__Material shown__

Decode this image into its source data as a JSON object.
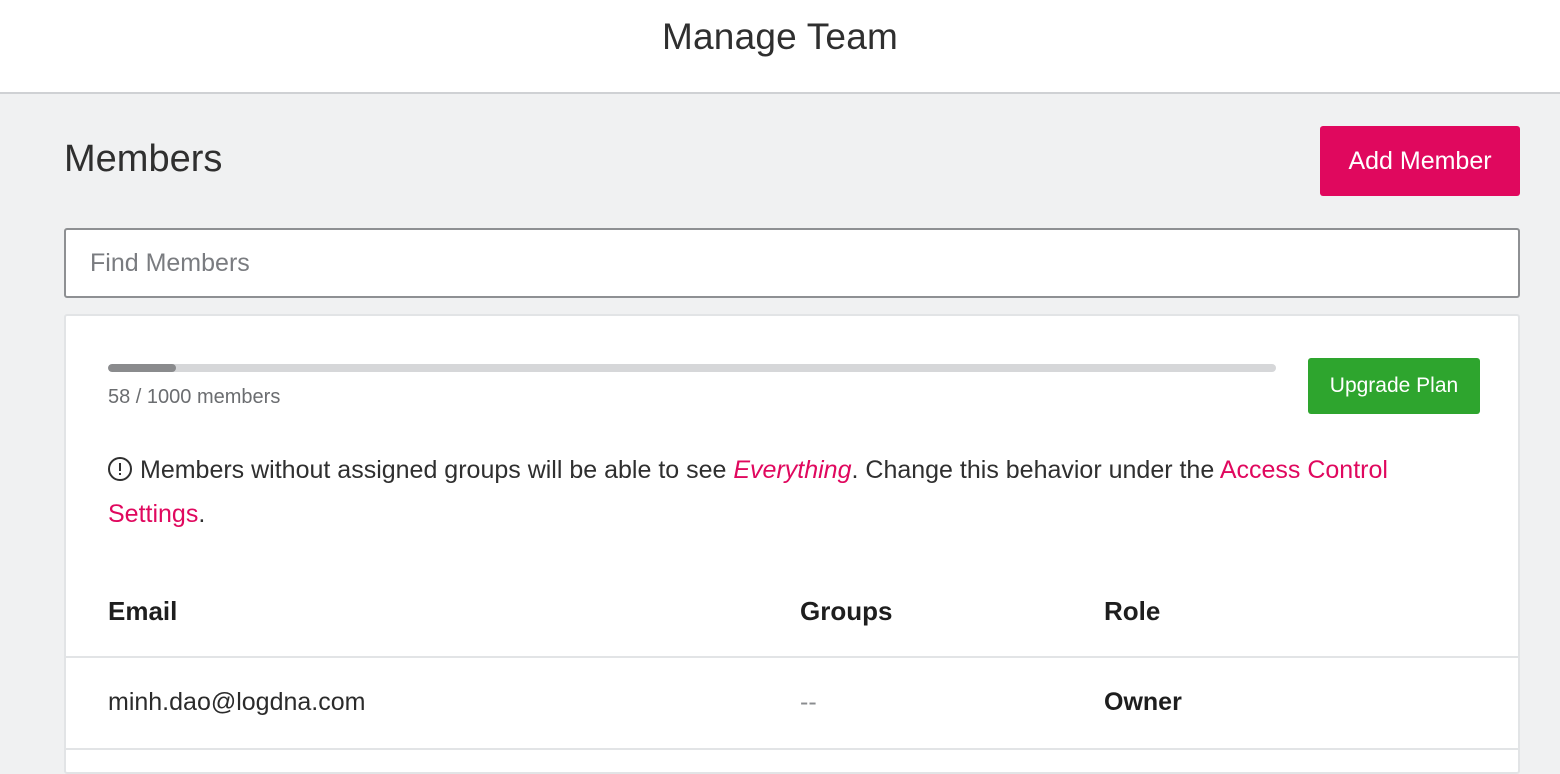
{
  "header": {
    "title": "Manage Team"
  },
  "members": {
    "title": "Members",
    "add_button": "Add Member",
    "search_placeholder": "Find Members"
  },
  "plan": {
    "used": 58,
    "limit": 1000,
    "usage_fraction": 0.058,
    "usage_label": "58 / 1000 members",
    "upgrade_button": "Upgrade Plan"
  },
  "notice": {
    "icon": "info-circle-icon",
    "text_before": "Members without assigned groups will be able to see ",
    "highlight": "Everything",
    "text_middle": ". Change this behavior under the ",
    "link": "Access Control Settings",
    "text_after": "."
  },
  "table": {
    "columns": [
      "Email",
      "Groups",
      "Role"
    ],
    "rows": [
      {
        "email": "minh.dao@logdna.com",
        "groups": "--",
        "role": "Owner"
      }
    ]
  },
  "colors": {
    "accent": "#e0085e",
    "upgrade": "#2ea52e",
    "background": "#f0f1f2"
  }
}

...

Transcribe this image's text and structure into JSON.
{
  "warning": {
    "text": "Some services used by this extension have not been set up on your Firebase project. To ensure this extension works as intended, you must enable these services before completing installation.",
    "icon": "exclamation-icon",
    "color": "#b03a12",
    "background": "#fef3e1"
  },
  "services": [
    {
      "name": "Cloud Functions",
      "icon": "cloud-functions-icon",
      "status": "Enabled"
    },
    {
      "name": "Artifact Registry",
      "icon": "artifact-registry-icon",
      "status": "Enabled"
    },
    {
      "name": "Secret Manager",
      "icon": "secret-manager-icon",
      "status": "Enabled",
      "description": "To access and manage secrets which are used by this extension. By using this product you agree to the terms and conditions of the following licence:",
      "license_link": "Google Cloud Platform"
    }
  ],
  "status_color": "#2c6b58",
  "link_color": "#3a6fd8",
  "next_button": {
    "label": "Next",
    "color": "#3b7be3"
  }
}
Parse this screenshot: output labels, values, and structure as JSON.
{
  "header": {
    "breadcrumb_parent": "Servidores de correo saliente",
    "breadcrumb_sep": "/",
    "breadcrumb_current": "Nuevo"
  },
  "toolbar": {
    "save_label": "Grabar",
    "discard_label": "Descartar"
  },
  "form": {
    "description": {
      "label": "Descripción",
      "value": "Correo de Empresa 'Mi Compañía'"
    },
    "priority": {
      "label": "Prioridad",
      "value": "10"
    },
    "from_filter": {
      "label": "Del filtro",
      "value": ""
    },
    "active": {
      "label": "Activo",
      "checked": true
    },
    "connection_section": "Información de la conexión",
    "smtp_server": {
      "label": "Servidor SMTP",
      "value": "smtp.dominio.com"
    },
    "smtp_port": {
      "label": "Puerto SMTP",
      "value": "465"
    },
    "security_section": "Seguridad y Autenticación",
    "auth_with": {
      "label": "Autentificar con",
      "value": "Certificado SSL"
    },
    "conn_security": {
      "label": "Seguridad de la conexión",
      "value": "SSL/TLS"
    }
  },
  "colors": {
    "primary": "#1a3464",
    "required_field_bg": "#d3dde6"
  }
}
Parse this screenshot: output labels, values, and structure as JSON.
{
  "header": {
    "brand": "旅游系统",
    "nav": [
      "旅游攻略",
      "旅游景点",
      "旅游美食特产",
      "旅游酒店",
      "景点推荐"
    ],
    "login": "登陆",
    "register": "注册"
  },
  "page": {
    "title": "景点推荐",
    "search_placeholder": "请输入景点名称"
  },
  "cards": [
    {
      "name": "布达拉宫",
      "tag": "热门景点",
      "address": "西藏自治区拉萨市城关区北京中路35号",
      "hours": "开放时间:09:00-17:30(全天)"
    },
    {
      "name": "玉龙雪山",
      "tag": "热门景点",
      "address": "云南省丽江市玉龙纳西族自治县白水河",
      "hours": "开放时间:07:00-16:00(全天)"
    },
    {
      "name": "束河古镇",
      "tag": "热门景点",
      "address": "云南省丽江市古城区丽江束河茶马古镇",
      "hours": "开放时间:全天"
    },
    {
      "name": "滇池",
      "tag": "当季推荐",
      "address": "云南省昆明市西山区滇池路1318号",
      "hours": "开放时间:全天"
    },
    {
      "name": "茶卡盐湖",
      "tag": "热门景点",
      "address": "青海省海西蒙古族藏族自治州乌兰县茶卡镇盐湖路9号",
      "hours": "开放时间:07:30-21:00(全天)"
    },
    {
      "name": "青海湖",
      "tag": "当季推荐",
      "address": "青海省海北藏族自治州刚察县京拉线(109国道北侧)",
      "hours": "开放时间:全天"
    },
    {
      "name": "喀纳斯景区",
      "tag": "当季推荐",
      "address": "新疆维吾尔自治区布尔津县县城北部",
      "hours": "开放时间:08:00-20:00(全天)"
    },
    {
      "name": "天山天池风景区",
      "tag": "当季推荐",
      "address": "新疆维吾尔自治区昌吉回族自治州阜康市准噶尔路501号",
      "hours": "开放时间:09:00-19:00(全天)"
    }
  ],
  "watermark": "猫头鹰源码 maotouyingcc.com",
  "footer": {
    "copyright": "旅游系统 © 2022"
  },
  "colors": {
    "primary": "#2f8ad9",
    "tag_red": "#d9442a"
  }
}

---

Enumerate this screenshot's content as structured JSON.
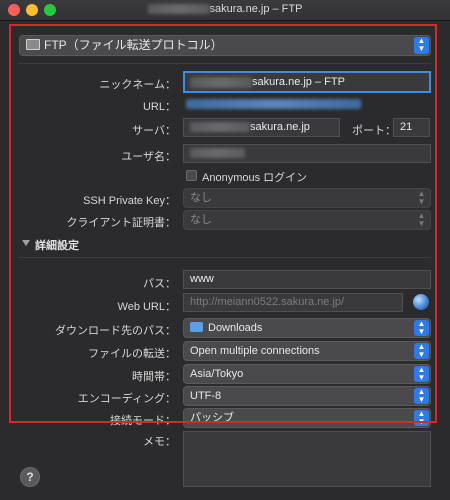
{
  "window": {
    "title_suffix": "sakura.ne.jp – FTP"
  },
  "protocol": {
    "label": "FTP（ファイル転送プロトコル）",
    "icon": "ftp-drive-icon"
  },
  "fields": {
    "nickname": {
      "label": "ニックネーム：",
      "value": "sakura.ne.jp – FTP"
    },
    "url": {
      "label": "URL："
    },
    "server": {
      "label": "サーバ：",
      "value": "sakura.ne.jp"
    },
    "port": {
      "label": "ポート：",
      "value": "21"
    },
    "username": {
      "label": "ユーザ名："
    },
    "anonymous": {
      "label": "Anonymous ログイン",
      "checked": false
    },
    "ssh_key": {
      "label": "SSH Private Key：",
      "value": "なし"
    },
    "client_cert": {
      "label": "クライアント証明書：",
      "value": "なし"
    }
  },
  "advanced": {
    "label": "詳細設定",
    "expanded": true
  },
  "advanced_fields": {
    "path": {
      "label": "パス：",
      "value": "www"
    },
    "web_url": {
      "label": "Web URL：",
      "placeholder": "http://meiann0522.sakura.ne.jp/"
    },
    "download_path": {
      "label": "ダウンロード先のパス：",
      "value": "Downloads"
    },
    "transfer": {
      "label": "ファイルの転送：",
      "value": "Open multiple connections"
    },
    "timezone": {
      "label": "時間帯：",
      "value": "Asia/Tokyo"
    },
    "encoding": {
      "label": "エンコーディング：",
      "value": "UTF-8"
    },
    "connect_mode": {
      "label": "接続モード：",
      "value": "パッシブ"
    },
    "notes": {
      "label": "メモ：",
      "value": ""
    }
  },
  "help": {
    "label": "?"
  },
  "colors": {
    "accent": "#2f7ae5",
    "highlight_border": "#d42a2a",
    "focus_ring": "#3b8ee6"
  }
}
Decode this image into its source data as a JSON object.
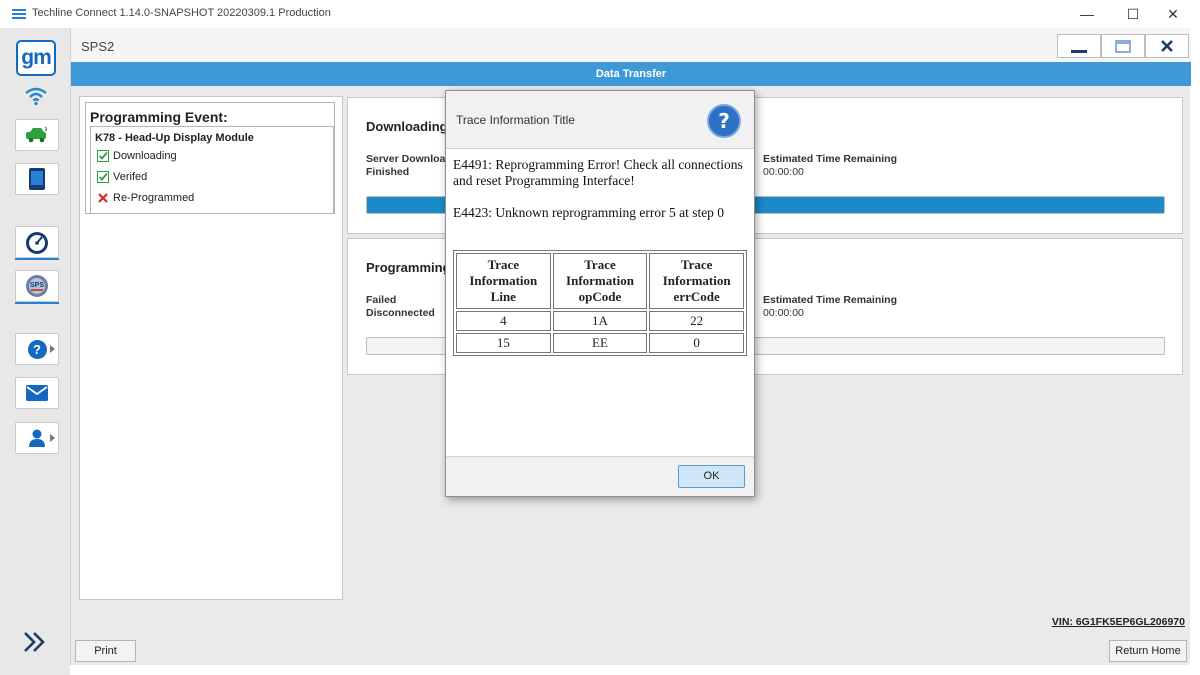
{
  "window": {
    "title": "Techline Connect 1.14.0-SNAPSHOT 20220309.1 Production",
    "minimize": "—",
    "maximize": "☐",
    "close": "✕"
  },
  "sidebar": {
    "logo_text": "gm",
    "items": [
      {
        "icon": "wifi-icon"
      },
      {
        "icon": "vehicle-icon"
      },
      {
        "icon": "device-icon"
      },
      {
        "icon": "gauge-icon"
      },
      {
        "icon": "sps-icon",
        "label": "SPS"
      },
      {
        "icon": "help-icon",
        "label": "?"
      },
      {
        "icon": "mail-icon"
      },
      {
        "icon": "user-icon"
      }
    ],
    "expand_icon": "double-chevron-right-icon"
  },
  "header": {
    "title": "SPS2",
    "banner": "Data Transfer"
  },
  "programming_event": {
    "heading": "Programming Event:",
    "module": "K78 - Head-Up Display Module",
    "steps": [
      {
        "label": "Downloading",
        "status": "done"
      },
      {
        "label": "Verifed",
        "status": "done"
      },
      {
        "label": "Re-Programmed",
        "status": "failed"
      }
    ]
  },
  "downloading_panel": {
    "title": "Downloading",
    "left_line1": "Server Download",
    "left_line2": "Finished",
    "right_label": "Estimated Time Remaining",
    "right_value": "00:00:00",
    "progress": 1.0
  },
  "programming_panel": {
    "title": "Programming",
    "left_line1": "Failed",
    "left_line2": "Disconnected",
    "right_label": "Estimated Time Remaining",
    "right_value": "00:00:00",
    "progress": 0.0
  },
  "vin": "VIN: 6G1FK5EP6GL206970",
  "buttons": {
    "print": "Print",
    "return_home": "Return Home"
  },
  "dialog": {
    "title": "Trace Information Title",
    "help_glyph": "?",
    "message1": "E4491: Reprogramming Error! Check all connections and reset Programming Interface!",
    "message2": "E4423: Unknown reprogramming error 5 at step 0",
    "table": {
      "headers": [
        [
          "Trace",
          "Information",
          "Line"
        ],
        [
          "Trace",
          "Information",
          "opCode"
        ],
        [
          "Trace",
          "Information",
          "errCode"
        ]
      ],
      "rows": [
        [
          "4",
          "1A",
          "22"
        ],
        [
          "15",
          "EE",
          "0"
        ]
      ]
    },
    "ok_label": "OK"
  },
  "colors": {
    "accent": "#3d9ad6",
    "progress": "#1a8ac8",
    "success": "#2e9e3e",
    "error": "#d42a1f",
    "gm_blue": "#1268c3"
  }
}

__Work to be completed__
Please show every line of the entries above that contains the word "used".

__Solution to this exercise__
    "used": 58,
    "text": "Some services used by this extension have not been set up on your Firebase project. To ensure this extension works as intended, you must enable these services before completing installation.",
      "description": "To access and manage secrets which are used by this extension. By using this product you agree to the terms and conditions of the following licence:",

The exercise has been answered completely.